Donations in memory of Tola Mermel can be made to Congregation Adath Israel in San Francisco.
Lawrence (Larry) Shaine
February 24, 1939–July 11, 2016
Born in Tillamook, Oregon to Yitzak (Ted) and Charlotte Shaine. Longtime resident of Foster City, California. Survived by his loving wife of 52 years Eileen Shaine; son Ted Shaine; brother-in-law Howard Wexler; sister-in-law Judie Wexler; niece Robyn Wexler; nephew Matthew Wexler; cousins Gloria (Weinberg) Goldstein, Sharon (Weinberg) Singer, Barbara (Weinberg) Schwartz, Fran (Weinberg) Matson; and many other relatives and friends.
Graduate of University of Oregon, BBA Business, Class of 1960. Marched with the Oregon Band in the Rose Bowl Parade of 1958. Enjoyed a 35-year career at Levi Strauss & Company in San Francisco. Active in City of Foster City committees and advisory boards. Devoted fan of Oregon Ducks football. Traveled extensively with Eileen across the world. 52-year member of Peninsula Temple Sholom. Services were held at Peninsula Temple Sholom and Home of Peace Cemetery on July 14, 2016. Contributions to American Cancer Society, American Diabetes Association, American Heart Association or to Peninsula Temple Sholom.
Sinai Memorial Chapel
Helen Shipper passed away peacefully at home on May 27. The oldest of seven children, she was born to Mayer and Kaila Kornberg in the village of Zarnowiec, Poland, on April 19, 1922.
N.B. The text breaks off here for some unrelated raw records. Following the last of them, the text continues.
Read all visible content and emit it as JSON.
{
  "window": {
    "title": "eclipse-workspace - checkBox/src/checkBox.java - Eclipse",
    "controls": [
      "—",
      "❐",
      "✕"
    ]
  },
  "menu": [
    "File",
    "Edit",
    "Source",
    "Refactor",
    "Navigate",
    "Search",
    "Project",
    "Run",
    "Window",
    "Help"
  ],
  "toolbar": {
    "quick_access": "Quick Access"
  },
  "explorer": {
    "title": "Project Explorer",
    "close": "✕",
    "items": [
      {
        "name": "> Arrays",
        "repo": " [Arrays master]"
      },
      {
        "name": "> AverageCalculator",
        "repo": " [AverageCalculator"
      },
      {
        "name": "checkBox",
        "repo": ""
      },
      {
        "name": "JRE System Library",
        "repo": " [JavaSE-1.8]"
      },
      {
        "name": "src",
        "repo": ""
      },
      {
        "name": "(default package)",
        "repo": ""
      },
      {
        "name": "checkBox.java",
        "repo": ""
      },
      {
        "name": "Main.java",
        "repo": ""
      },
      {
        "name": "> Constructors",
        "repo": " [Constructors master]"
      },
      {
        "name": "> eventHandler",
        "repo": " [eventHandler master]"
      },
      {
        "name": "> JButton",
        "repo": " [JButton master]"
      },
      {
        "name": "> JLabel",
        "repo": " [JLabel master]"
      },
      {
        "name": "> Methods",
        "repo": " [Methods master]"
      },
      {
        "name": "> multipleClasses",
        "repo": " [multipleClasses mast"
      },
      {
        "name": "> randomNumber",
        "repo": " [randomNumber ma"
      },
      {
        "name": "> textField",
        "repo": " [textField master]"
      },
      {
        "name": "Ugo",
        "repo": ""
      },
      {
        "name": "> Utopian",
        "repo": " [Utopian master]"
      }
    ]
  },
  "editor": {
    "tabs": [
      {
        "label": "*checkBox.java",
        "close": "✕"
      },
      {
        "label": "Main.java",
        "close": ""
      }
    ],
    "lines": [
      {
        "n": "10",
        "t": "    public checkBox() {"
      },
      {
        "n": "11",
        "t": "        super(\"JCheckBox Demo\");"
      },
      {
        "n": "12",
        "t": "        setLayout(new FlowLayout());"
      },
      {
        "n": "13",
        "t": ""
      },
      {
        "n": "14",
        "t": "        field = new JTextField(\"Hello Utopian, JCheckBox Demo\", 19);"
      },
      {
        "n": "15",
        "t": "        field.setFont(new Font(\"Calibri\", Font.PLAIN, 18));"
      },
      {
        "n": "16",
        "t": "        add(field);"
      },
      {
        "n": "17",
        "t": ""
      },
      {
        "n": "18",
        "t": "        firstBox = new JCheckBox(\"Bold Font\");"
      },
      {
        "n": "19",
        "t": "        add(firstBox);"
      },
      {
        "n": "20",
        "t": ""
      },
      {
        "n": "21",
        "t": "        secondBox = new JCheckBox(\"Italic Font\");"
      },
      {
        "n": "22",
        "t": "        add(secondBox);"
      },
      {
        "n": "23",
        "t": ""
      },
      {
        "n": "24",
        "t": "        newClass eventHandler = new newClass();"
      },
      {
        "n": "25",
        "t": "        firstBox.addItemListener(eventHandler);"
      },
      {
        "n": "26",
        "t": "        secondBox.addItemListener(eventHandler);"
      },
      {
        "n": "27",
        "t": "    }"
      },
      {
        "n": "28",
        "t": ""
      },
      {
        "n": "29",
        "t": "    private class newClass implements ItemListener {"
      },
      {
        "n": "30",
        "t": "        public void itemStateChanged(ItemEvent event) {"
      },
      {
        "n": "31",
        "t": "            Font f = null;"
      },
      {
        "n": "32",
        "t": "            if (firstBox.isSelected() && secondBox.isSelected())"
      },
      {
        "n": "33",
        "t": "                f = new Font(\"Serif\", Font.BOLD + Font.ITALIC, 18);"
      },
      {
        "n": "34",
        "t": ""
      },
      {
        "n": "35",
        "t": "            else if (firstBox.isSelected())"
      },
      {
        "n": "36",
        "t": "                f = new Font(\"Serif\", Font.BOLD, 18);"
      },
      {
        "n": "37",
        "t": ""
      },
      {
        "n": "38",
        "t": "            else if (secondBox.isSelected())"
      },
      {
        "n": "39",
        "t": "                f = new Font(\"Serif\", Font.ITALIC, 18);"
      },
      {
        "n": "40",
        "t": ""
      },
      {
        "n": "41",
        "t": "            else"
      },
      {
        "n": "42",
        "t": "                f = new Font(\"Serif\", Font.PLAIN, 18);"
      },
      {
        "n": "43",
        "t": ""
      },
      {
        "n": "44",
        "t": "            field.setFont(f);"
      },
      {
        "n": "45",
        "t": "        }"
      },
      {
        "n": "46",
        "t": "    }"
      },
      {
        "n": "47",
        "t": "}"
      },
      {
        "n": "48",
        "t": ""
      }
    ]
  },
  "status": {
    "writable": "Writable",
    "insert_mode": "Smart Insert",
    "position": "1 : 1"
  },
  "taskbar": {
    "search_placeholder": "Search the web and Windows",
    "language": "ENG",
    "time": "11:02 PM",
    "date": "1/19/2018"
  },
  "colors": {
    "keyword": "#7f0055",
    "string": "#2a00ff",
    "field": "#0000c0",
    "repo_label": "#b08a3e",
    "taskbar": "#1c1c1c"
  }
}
Helen was a Holocaust survivor. As the Germans were rounding up the Jews of her village, she managed to escape with her younger brother Aryeh to the town of Czestochowa, where she joined her relatives in the ghetto. Her parents and the rest of her immediate family perished in the Plaszow concentration camp.
During the war, she worked in the Hasag munitions work camp. Her future husband, Jack Shipper, managed to survive the war since he was a baker by trade and thus performed a service essential to the Germans. No other member of his family survived. Jack and Helen were married in 1942. The Jews of Czestochowa were liberated by the Russian Red Army in January 1945.
Helen and Jack stayed in Poland until May 1957, when they immigrated to Israel with their sons, Mark and Ron. There she was reunited with her brother Aryeh, who had left Poland right after the war.
In 1961 the Shipper family moved to the USA, and in 1964 Jack and Helen opened the Forest Hills Bake Shop in Forest Hills, Queens. While Jack baked, Helen supervised the retail end of the business and worked long hours serving the customers. The bakery became known for Jack’s delicious cakes and breads.
After retirement, Jack and Helen moved to Boynton Beach, Florida, and then to the Bay Area to be closer to their sons and grandchildren.
Helen was an accomplished cook and baker. She enjoyed and excelled in handicrafts, sewing, needlepoint and flower arranging. Gardening was also a favorite activity of hers, something she learned early in life while growing up on the family farm in Poland.
She was predeceased by her brother Aryeh. She is survived by her husband, Jack, her sons, Mark and Ron, Ron’s wife, Bonnie, and her two grandchildren, Henry and Rebecca.
Memorial contributions can be made to the U.S. Holocaust Memorial Museum, Washington, D.C., or Yad Vashem in Jerusalem, Israel.